## DIRECTIONS FOR THIS TASK
Where a line of the material includes the string "screenshot", copy that line.

## DATA FOR PROCESSING

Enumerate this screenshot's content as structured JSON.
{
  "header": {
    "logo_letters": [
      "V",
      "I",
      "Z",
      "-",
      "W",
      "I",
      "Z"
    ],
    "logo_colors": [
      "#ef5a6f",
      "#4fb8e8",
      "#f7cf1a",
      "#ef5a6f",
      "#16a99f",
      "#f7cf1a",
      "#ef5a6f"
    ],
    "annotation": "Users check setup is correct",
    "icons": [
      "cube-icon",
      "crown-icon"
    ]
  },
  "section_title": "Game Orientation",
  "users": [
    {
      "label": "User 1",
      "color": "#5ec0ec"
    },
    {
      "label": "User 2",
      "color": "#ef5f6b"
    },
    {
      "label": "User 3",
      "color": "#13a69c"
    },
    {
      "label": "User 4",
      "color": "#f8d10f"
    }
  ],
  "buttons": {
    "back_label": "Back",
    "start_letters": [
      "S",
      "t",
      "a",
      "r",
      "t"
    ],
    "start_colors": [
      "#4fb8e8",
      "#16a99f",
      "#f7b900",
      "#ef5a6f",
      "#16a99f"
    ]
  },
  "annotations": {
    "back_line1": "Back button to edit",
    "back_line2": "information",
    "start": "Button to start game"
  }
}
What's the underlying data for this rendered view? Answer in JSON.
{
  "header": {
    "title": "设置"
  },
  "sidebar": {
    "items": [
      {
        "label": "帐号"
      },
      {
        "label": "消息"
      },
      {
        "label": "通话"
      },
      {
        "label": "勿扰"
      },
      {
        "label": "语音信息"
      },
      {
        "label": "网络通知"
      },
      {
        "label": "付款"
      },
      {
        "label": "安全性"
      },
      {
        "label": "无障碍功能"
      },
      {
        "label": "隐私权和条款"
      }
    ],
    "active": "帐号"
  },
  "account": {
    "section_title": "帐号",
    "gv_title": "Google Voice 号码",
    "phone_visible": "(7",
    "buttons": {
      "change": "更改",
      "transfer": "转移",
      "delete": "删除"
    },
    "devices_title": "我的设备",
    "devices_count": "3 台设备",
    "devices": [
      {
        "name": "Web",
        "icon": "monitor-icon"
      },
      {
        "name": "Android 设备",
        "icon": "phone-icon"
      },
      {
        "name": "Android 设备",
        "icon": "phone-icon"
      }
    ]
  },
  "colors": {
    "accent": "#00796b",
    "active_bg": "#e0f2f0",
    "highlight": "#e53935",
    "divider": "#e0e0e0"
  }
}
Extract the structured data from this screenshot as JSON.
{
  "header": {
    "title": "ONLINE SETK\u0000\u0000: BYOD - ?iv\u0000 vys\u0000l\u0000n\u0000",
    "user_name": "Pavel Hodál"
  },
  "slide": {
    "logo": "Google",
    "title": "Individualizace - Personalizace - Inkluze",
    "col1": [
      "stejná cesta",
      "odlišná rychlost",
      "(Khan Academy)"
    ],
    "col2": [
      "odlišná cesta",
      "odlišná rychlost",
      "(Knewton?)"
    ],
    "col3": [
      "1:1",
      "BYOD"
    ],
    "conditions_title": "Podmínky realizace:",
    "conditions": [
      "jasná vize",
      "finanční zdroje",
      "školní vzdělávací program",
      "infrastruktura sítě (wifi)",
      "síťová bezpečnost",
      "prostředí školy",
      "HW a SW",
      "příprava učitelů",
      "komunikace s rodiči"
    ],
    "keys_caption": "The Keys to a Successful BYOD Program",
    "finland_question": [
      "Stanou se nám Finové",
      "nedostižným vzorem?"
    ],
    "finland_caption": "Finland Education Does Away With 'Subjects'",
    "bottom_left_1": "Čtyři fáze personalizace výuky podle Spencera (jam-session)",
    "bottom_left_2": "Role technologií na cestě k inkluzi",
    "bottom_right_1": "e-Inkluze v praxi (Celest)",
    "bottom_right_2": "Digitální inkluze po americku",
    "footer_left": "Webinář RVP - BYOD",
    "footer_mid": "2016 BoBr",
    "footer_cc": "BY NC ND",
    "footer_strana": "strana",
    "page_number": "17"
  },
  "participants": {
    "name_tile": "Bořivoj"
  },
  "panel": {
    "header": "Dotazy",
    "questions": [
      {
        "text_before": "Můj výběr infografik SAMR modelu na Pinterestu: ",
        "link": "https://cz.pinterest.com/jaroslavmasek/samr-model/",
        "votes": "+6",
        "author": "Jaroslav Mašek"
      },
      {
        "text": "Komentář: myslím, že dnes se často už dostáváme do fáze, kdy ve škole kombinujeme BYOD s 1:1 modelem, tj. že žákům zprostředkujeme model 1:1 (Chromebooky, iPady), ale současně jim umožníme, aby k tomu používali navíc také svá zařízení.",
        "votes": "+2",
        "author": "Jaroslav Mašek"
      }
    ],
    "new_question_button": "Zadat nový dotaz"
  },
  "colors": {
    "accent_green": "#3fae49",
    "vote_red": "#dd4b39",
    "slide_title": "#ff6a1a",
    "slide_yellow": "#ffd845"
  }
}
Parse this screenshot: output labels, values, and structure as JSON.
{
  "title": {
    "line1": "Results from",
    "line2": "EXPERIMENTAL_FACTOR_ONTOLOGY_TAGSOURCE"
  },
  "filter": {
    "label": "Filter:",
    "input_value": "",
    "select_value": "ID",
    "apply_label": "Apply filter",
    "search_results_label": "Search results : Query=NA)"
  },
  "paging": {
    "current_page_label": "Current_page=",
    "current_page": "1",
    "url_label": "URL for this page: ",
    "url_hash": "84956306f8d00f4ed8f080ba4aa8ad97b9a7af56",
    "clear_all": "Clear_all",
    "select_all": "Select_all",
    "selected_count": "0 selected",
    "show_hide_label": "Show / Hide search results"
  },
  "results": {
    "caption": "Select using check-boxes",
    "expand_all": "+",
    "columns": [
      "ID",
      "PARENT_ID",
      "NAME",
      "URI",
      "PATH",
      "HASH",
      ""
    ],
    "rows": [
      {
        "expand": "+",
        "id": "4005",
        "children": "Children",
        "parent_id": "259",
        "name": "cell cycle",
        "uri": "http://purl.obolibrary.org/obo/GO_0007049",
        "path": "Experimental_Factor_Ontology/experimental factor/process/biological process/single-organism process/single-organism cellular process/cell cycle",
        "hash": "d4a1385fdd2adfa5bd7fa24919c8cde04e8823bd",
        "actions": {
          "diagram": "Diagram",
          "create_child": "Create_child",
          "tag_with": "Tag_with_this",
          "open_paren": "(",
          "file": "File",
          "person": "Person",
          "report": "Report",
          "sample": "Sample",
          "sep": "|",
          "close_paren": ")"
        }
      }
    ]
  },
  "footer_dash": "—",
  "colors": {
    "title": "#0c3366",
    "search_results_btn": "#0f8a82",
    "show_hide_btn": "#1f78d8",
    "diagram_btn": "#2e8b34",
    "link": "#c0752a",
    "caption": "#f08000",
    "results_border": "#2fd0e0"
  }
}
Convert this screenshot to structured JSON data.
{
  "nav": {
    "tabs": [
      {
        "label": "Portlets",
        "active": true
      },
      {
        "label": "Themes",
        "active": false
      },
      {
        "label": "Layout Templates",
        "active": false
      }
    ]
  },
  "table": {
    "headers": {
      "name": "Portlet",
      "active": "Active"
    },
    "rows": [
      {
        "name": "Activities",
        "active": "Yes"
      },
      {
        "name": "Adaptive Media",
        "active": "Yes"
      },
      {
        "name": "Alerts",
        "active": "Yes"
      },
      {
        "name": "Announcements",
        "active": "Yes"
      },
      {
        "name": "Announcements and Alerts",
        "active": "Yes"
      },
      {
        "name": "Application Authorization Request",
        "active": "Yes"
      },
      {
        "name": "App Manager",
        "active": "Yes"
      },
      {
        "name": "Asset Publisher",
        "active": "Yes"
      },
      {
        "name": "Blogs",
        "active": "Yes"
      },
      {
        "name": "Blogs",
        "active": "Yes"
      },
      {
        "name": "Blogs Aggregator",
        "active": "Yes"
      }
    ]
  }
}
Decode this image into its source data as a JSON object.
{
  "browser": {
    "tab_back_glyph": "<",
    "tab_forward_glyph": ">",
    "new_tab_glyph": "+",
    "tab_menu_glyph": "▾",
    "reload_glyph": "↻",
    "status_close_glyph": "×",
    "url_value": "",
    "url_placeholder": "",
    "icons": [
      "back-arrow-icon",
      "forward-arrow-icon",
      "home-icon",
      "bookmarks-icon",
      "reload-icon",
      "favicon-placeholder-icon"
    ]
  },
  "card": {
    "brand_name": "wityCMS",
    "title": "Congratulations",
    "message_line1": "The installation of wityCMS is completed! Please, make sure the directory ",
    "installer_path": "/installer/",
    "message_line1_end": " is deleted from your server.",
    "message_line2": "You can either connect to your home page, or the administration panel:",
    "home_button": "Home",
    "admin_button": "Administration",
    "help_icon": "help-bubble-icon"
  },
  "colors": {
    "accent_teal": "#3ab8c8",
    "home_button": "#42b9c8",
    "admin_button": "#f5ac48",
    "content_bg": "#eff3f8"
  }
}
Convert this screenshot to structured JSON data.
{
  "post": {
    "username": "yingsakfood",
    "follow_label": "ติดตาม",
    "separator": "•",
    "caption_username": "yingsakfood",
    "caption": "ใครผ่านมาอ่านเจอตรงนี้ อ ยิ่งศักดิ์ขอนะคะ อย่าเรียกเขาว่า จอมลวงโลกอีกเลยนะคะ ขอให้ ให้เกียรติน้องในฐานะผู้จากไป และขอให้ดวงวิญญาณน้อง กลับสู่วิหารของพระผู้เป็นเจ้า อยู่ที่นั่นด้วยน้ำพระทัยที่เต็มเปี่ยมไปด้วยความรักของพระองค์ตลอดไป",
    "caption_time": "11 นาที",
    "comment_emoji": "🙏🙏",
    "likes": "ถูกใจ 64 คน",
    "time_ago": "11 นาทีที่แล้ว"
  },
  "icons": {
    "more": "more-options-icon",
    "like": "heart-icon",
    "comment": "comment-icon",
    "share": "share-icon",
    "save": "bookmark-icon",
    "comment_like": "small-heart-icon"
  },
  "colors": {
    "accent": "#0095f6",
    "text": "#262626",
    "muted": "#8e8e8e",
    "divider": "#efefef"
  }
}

## THE COMPLETED TASK
Enumerate this screenshot's content as structured JSON.
Extract the structured data from this screenshot as JSON.
Parse this screenshot: output labels, values, and structure as JSON.
Convert this screenshot to structured JSON data.
Convert this screenshot to structured JSON data.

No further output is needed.